DATA TO EXAMINE below:

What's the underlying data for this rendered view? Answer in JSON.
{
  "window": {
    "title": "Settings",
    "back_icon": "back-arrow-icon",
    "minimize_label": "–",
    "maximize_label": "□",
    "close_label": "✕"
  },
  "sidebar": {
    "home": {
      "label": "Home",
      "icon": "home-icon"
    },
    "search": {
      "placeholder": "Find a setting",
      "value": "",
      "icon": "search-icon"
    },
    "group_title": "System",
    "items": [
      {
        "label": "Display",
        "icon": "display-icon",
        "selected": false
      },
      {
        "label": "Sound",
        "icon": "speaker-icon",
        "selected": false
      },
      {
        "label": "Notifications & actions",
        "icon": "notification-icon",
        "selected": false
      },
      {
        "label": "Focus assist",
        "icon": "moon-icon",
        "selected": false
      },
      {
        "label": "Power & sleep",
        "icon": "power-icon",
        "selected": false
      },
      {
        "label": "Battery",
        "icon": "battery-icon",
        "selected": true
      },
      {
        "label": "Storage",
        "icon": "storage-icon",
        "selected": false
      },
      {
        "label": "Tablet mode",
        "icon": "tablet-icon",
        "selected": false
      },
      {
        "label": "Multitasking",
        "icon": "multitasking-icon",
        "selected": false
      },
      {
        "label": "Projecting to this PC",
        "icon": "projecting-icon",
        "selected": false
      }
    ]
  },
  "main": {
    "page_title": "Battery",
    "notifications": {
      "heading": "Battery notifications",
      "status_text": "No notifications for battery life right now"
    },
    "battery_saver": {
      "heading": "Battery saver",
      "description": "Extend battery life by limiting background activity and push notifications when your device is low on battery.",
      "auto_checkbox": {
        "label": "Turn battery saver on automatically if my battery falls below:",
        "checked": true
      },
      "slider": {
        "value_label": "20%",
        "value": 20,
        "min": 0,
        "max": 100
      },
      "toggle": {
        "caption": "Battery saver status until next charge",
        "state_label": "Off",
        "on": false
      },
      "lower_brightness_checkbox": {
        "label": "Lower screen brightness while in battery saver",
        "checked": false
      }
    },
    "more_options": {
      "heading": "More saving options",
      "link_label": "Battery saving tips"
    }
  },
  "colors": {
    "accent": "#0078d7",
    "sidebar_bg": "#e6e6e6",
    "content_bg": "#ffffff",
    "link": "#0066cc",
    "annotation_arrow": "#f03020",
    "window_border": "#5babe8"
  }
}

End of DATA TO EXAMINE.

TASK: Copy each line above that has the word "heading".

RESPONSE BELOW:
      "heading": "Battery notifications",
      "heading": "Battery saver",
      "heading": "More saving options",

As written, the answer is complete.